Holland worked with the London club’s first team from 2011 before joining Southgate, and England, in 2016.
“I think with Gareth, he ticks so many of the boxes that the best that I’ve worked with tick,” Holland said.
“Does he understand man-management and getting the best out of players? Yes. Does he understand the value of giving staff ownership and responsibility? Yes absolutely.
“Does he have experience of international football at the highest level? Yes.
“He has some outstanding qualities and I’ve really seen him grow into the role.”
England play Panama on Sunday, looking to build on an encouraging, albeit last-gasp, opening win over Tunisia, but with morale high after Harry Kane’s double in Volgograd.
The mood was different 18 months ago, when Southgate took over a team rattled by the tumultuous sacking of Sam Allardyce and still smarting from defeat to Iceland at Euro 2016.
“I think Gareth recognised early on that it wasn’t a time for revolution,” Holland said.
Instead, they began rebooting England’s young squad and scouting their potential opponents, starting at the Confederations Cup in Russia last year.
“We spent a lot of time on a plane but it really gave us the opportunity to speak about what we’d learned,” Holland said.
“We tried to envisage how our team would look in those kinds of fixtures and we made some decisions. One of those was a back three. That decision was with and without the ball. We felt we would be better with and without the ball with a back three. We had dinner in Sochi and that was more or less where it was named.”
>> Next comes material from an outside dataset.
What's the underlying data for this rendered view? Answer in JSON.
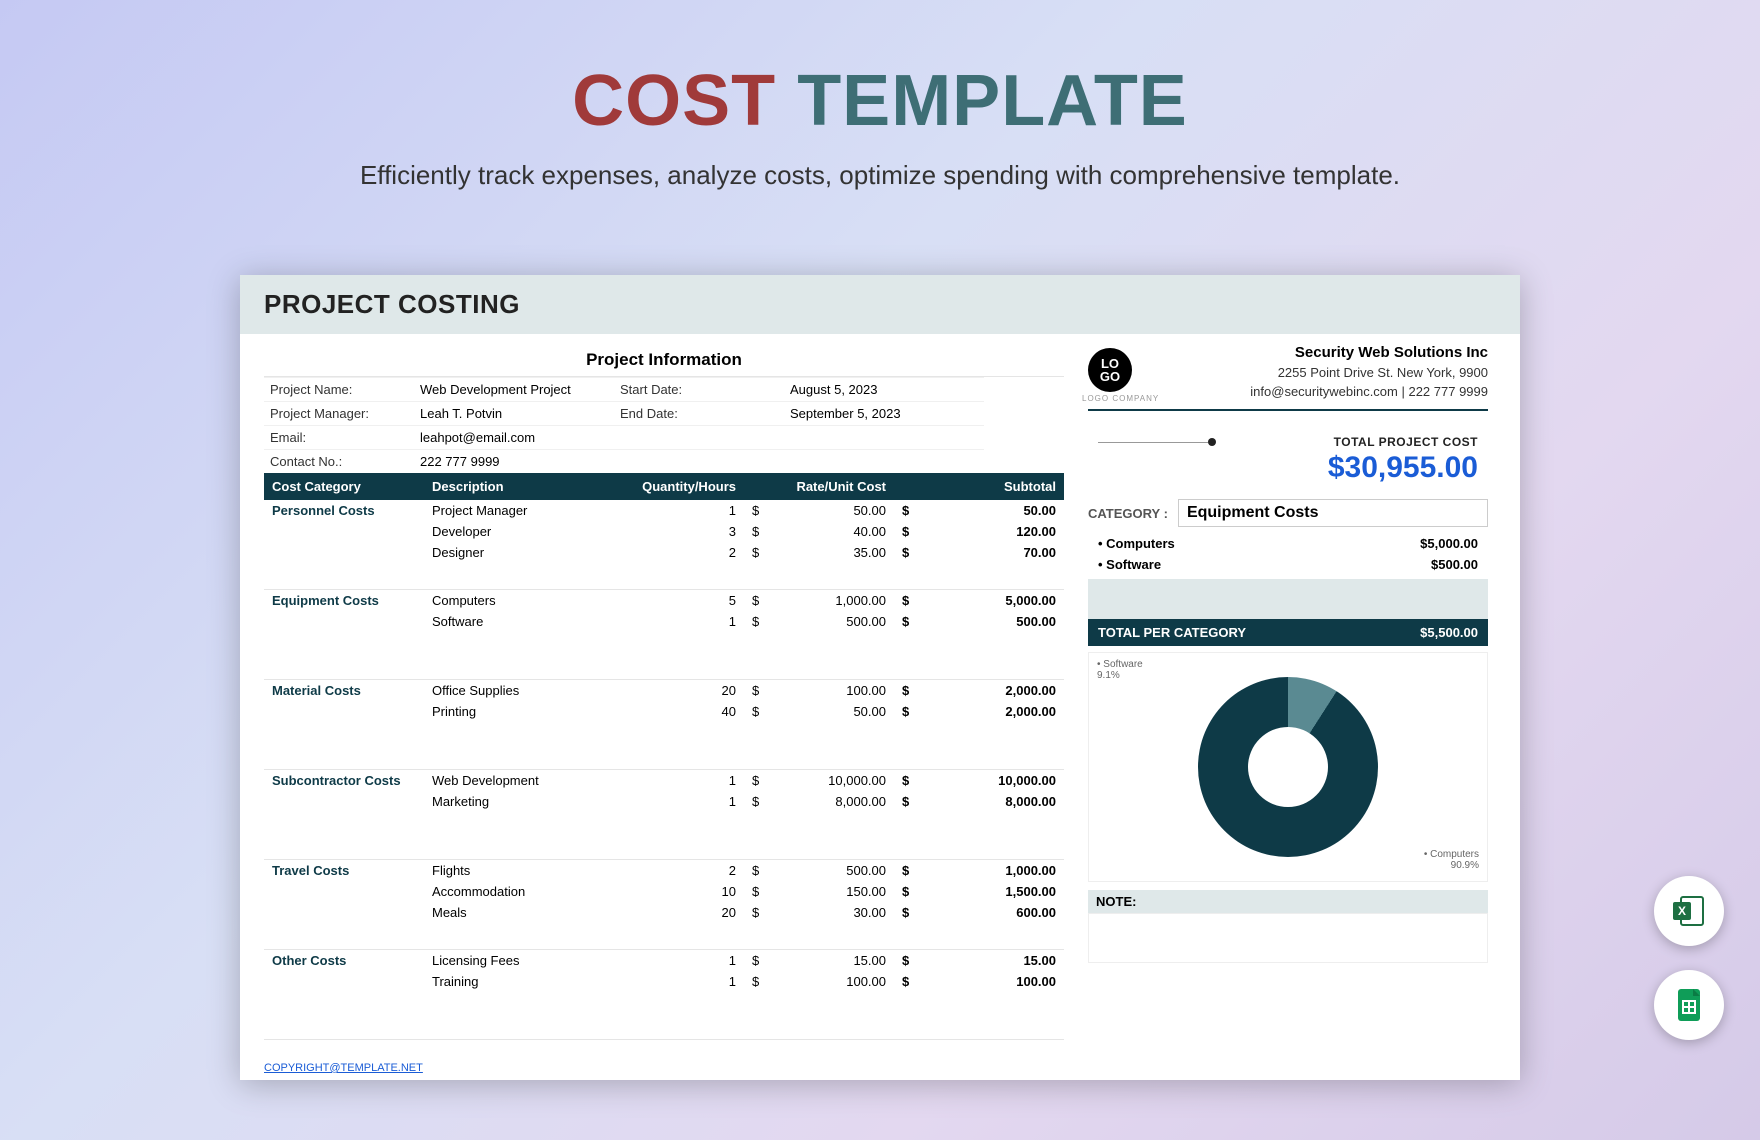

– History lessons –
Southgate has admitted his own preferences are informed by the England teams he played with, in particular the one that reached the semi-finals at Euro ’96 under Terry Venables.
“We looked at Terry Venables, the Euro 96 team, with Steve McManaman and Darren Anderton as wing-backs and Gary Neville in a back three, the balance of the midfield,” Holland said.
“Even at Italia ’90 going back to Bobby Robson, who started with one way of playing then went to a back three.” Kieran Trippier and Ashley Young filled the wide positions against Tunisia, with Jesse Lingard and Dele Alli playing in front of Jordan Henderson in midfield. Raheem Sterling supported Kane up front.
“We felt three rather than two in the midfield, given the profile of players we have, brings in a Lingard or an Alli,” Holland said.
“Also, we have good forwards. If we play 4-3-3 or 4-2-1-3 we can only play one striker. If we play two, we can get two forwards on the pitch.” There is no room for complacency. England are in a strong position to progress from Group G but their last game against Belgium will offer a truer gauge of their standing.
If they qualify, they will be pursuing only their seventh victory in the knock-out stages of a major tournament since 1966.
The win over Tunisia offered cause for optimism, however, not least because if Lingard, Sterling and John Stones had converted early chances, it would have been far more comfortable.
“With finishing, it’s practice,” Holland said. “It’s psychological, it’s about pushing the players to be match-winners but it is also a process. It might just take the time that it takes.
“If you imagine these guys in a couple of years, and I hope I’m still around then, once they’ve become more seasoned at this level, that could be really exciting. It already is now.”